The Assembly Ways and Means and Senate Finance committees convene in joint session at 8 a.m. today to reopen the K-12, higher education and human services budgets and begin making those cuts. What happens in that meeting depends on how the GOP caucuses react to the proposals.
Senate Majority Leader Steven Horsford, D-Las Vegas, said Republicans were reviewing the deal, which would provide an estimated $626 million during the biennium to stave off the worst cuts in Sandoval's budget.
Throughout budget closings this session, Democrats have pushed through $968 million in added spending. However, they have been unable to generate enough Republican support for the $1.2 billion revenue plan necessary to pay for those additions.
That means they will have to cut enough to close the $342 million gap between those numbers.
"The goal is for the Legislature to finish it's work - and to do that, we have to have compromise," said Sen. Sheila Leslie, D-Reno, before the "core group" meeting. "We have to cut it to balance."
"Hopefully not too deep," said Assemblyman David Bobzien, D-Reno.
There are reportedly several other pieces in motion along with the budget cuts. The pieces include potential changes to the legislative redistricting maps that would help the GOP and at least incremental changes to NRS288, the collective bargaining statute. Those changes include mandating escape clauses in local government union contracts triggered by the recession and such things as allowing the arbitrator in negotiations to compromise instead of having to take one side's offer or the other.
The plan has to be put together in just a couple of days in order to get the budget bills to the governor by Friday, leaving enough time that the Legislature still would be in session after he vetoes the budget measures. If they wait longer, a special session would be needed to do complete the budget and Sandoval would have control of the agenda, enabling him to send lawmakers back to work without a revenue option. Because of an expected veto, the plan has to have at least two-thirds support in each house.
Subcommittee chairs in the money committees were each given a target amount to cut from their agencies. While they declined to give specifics, those contacted indicated they managed to prioritize their cuts.
In addition to Horsford, Democrats attending the meeting included Leslie, Assembly Speaker John Oceguera of Las Vegas, Ways and Means Chairwoman Debbie Smith of Sparks and her vice-chair Marcus Conklin of Las Vegas.

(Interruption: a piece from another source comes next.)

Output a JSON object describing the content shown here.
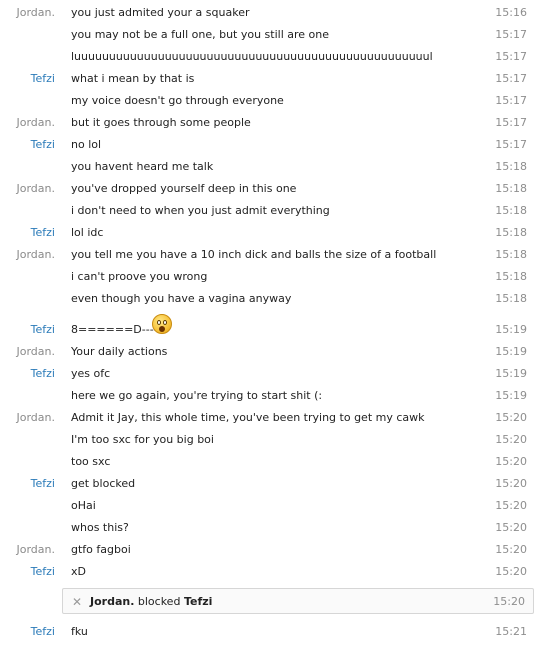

The Republicans in the room were Senate Minority Leader Mike McGinness of Fallon, Barbara Cegavske of Las Vegas, Assembly Minority Leader Pete Goicoechea of Eureka and Crescent Hardy of Clark County.